Kamala Aithal

One Eurozone country that is making the headline for wrong reasons is Spain. Spanish bond yields surged (close to 6%) to a level which triggered some of the other European countries to seek bailout measures.

This is despite the austerity measure that the Spanish government announced recently.

Italian bonds also surged fueling concerns that Eurozone's debt crisis is worsening. ECB recently had two tranches of liquidity infusion to ease tension.

Fourth largest economy of the Eurozone, Spain is a part of PIIGS (Portugal, Italy, Ireland, Greece and Spain) – the countries worst affected by European debt crisis. As recently as January this year, Standard & Poor downgraded Spain's credit rating by two notches and set its outlook to "negative".  

Spain's public debt (as a % of GDP) at 68.5% (in 2011) is lower than Eurozone average of 90% and much lower than the other larger economies in the zone. Germany’s and France’s are above 80% and Greece’s is close to 140%

Its GDP grew, albeit at a slow rate of 0.7% last year as against Greece and Portugal's economies which registered -6.9% and -1.6%. However Spain's economy is expected to contract this year and continue to deteriorate because there are deep spending cuts in its recent austerity budget. 

Deficit (as a % of GDP) is at a level comparable to Greece, Portugal and Ireland whereas unemployment at a whopping 23.6% looks worse than most of the other countries.
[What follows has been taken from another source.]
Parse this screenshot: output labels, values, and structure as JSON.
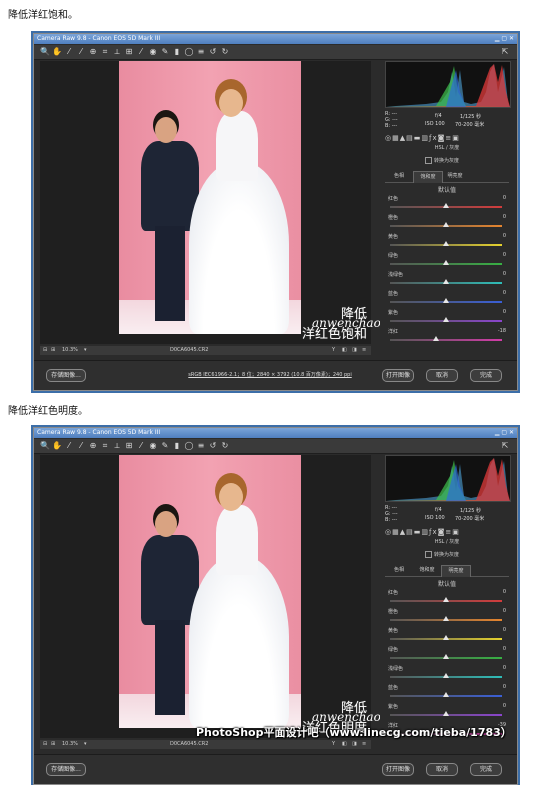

Spain is likely to miss its 2012 budget deficit goal approved by the EU. 

So, will Spain seek bailout?

A lot depends on its fiscal discipline. Also tighter budgets (read reduced public spending) and high unemployment rate is not an exciting combination. A significant part of bank loans has been extended to construction and real estate sectors which continue to be at a serious risk of default. This is only pushing up credit risk and borrowing costs further.

While the Spanish government is doing its homework to put its house in order, Spain is likely to be dull and prolonged pain. 

Kamala Aithal is the founder of a consulting firm that assists corporates develop Risk Management Framework and a regular contributor to Wisonomics column. The views and opinions expressed in this article are those of the author and does not reflect the views or position of

Comments powered by Disqus